LISTED ENTRIES.
#####

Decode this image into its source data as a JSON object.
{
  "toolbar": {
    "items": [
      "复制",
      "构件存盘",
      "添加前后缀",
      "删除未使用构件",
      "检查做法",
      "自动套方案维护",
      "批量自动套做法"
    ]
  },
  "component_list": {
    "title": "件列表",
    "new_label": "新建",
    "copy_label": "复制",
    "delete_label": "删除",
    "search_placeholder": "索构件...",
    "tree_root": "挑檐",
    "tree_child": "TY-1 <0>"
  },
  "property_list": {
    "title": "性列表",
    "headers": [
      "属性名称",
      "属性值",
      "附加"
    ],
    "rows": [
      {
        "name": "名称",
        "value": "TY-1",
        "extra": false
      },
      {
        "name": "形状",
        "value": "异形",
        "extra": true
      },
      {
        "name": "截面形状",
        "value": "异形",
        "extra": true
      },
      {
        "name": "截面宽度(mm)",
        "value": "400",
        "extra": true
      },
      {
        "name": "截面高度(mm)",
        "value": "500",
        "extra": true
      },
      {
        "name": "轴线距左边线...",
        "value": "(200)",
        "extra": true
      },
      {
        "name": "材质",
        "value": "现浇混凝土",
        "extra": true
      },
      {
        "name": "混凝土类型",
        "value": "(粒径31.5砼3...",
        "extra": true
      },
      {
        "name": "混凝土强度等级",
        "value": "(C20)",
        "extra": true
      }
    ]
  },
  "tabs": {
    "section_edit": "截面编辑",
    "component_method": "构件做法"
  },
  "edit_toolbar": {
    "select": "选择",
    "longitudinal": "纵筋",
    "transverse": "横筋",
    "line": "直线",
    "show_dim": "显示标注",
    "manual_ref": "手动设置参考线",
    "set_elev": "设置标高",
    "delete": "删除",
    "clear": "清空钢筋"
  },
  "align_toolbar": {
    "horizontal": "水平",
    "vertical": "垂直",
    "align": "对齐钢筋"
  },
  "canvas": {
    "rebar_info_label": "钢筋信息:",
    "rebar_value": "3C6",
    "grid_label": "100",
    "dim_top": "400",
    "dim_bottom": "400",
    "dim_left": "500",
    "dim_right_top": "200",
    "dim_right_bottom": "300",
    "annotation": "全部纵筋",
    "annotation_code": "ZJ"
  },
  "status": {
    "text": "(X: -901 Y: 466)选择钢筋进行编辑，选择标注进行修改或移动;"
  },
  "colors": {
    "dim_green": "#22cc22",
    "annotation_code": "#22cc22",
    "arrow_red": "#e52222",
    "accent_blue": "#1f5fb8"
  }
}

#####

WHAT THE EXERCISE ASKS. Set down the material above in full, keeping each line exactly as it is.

EXERCISE SOLUTION.
Decode this image into its source data as a JSON object.
{
  "toolbar": {
    "items": [
      "复制",
      "构件存盘",
      "添加前后缀",
      "删除未使用构件",
      "检查做法",
      "自动套方案维护",
      "批量自动套做法"
    ]
  },
  "component_list": {
    "title": "件列表",
    "new_label": "新建",
    "copy_label": "复制",
    "delete_label": "删除",
    "search_placeholder": "索构件...",
    "tree_root": "挑檐",
    "tree_child": "TY-1 <0>"
  },
  "property_list": {
    "title": "性列表",
    "headers": [
      "属性名称",
      "属性值",
      "附加"
    ],
    "rows": [
      {
        "name": "名称",
        "value": "TY-1",
        "extra": false
      },
      {
        "name": "形状",
        "value": "异形",
        "extra": true
      },
      {
        "name": "截面形状",
        "value": "异形",
        "extra": true
      },
      {
        "name": "截面宽度(mm)",
        "value": "400",
        "extra": true
      },
      {
        "name": "截面高度(mm)",
        "value": "500",
        "extra": true
      },
      {
        "name": "轴线距左边线...",
        "value": "(200)",
        "extra": true
      },
      {
        "name": "材质",
        "value": "现浇混凝土",
        "extra": true
      },
      {
        "name": "混凝土类型",
        "value": "(粒径31.5砼3...",
        "extra": true
      },
      {
        "name": "混凝土强度等级",
        "value": "(C20)",
        "extra": true
      }
    ]
  },
  "tabs": {
    "section_edit": "截面编辑",
    "component_method": "构件做法"
  },
  "edit_toolbar": {
    "select": "选择",
    "longitudinal": "纵筋",
    "transverse": "横筋",
    "line": "直线",
    "show_dim": "显示标注",
    "manual_ref": "手动设置参考线",
    "set_elev": "设置标高",
    "delete": "删除",
    "clear": "清空钢筋"
  },
  "align_toolbar": {
    "horizontal": "水平",
    "vertical": "垂直",
    "align": "对齐钢筋"
  },
  "canvas": {
    "rebar_info_label": "钢筋信息:",
    "rebar_value": "3C6",
    "grid_label": "100",
    "dim_top": "400",
    "dim_bottom": "400",
    "dim_left": "500",
    "dim_right_top": "200",
    "dim_right_bottom": "300",
    "annotation": "全部纵筋",
    "annotation_code": "ZJ"
  },
  "status": {
    "text": "(X: -901 Y: 466)选择钢筋进行编辑，选择标注进行修改或移动;"
  },
  "colors": {
    "dim_green": "#22cc22",
    "annotation_code": "#22cc22",
    "arrow_red": "#e52222",
    "accent_blue": "#1f5fb8"
  }
}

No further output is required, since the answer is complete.